Materially, heritage may be preserved in large-scale architecture or, more intimately, in small-scale objects marked with particular textile patterns, basket weaves, or beadwork designs. Human thoughts and skills interwine with faunal, floral, and marine resources to construct clothing, containers, tools, ritual objects, instruments, adornment, and other materials that evoke distinct cultural practices in the places they come from. Some of these constructed beings live out their lives in the communities where they originate, where they are lovingly passed down through the generations, used until they wear out. Some, however, are trapped in glass cases in museums through unexpected removals and movements far from home, waiting to be recognized on their own terms. 

Communal expressions of shared ethnic heritage animate unique cultures, languages, senses, landscapes, and memories. Yet darker visions of conflict are also animated through competing ideologies of power. In a nationalistic sense, especially among European and American colonial settler communities, heritage may be recorded and preserved in stone –  ancient standing stones, medieval churches and graveyards, grand royal architecture, and in monuments to victory, glimpsed through the names engraved, or the faces of uniformed men standing atop pedestals with weapons in hand, ready to be called forth in battle to once again rescue the nation. In many formerly colonized locales, such expressions of heritage can become dangerously nationalistic markers, records of the violent possession of colonized lands, and attacks on human rights that pit one group’s heritage against another’s.
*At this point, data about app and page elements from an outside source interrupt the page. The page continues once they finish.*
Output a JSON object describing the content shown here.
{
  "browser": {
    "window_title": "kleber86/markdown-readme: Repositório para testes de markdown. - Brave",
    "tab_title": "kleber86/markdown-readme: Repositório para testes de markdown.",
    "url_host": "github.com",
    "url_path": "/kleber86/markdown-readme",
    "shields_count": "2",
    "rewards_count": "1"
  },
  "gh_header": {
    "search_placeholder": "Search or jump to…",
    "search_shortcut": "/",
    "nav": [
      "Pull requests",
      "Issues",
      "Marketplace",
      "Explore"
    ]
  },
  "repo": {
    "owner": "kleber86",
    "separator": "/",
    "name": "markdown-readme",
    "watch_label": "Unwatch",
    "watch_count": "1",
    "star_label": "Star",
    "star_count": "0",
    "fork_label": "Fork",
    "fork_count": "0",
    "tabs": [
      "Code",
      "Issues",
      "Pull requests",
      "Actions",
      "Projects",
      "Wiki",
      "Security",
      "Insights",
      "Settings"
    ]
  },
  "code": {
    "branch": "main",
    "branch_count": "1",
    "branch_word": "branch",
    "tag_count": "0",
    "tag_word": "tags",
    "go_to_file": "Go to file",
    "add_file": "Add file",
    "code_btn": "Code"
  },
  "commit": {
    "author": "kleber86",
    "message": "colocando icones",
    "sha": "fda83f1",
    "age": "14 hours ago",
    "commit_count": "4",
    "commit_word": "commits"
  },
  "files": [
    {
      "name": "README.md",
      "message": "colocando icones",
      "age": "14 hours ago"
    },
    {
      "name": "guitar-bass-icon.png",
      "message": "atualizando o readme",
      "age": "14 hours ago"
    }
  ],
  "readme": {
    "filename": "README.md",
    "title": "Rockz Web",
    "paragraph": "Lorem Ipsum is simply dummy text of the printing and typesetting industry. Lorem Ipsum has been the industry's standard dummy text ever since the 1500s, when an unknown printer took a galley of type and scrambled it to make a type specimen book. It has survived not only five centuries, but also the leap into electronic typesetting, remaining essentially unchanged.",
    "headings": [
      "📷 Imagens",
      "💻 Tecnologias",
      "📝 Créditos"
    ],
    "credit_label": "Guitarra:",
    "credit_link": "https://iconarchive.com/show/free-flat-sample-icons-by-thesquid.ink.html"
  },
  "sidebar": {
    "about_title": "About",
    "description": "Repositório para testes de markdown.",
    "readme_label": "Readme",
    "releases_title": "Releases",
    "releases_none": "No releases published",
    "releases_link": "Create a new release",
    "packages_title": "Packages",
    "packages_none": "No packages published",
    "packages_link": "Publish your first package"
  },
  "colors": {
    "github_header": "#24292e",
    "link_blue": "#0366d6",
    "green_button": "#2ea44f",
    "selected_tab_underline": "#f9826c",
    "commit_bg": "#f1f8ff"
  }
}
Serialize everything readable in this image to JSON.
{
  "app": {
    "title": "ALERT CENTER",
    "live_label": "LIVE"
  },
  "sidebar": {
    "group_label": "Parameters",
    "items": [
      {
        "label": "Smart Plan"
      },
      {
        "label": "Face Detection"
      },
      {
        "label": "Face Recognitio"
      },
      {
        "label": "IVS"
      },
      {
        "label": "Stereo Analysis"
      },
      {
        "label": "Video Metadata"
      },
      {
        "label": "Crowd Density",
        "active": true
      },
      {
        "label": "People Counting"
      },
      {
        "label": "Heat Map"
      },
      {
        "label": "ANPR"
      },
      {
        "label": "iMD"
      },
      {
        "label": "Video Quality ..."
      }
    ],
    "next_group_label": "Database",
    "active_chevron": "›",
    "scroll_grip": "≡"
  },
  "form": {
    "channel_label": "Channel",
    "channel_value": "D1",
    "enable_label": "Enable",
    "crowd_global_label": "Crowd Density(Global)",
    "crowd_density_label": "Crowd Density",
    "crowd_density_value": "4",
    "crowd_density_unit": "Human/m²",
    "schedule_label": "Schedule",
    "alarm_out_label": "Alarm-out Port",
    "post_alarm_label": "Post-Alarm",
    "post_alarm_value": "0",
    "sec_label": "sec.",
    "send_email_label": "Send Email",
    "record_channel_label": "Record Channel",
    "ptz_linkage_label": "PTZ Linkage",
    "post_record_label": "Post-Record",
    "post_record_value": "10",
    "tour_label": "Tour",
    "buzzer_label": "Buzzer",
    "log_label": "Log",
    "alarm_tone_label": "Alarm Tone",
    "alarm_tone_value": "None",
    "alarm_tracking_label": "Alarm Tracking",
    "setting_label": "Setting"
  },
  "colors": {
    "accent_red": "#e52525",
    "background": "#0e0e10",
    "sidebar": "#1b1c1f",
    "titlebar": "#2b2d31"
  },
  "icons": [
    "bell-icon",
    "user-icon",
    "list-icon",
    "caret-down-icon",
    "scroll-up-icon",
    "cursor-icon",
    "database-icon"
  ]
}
With this in mind, critical considerations of heritage loss are much needed, given the historical legacies of dispossession caused by settler-colonial processes of colonizing, claiming, alienating, and otherwise exerting control over other’s bodies, cultures, and property. And so we ask, for example, how to grapple with loss while striving for the preservation of land and architectural heritage? How can museums atone for the fraught legacy of excavating, disarticulating, and displaying human remains collected without consent? How can ethnographic museums, archives, art galleries, and communities collaborate to develop better practices and protocols for identifying, curating, displaying, and repatriating alienated cultural heritage?

How can we address these and other collections by devising new modes of intervention, and envisioning productive strategies for recovery? We hope to focus on the future as much as the past, by inviting artists, activists, writers, historians, ecologists, museum professionals and others to share efforts to reclaim and celebrate distinctive forms of heritage. The Wolf Center particularly invites proposals from those who are engaged in collaborative and restorative (rather than extractive) research that aims to revitalize the cultural heritage of Indigenous, Black, and other marginalized ethnic communities. Participants will be encouraged to devise inter-disciplinary approaches to creatively interrogate, debate, and otherwise grapple with this topic through such projects as, for example: revitalizing dormant languages; protecting architectural heritage; community-focused museums; repatriating sacred objects; promoting traditional knowledges; ecological restoration; and re-designing public monuments. 

During a time when endangered ethnic heritage is actively being recovered – and when fraught histories of past attacks are increasingly being revealed – the Wolf Humanities Center topic for 2022–23 calls for artistic, scholarly, theatrical, literary, and other responses, as we seek to critically investigate, recover, and celebrate distinctive forms of material and ephemeral heritage. 

Margaret Bruchac | Associate Professor of Anthropology; Coordinator: Native American & Indigenous Studies; Topic Director, Forum on Heritage, Wolf Humanities Center
Jamal Elias | Walter H. Annenberg Professor of the Humanities; Professor of Religious Studies
June 2021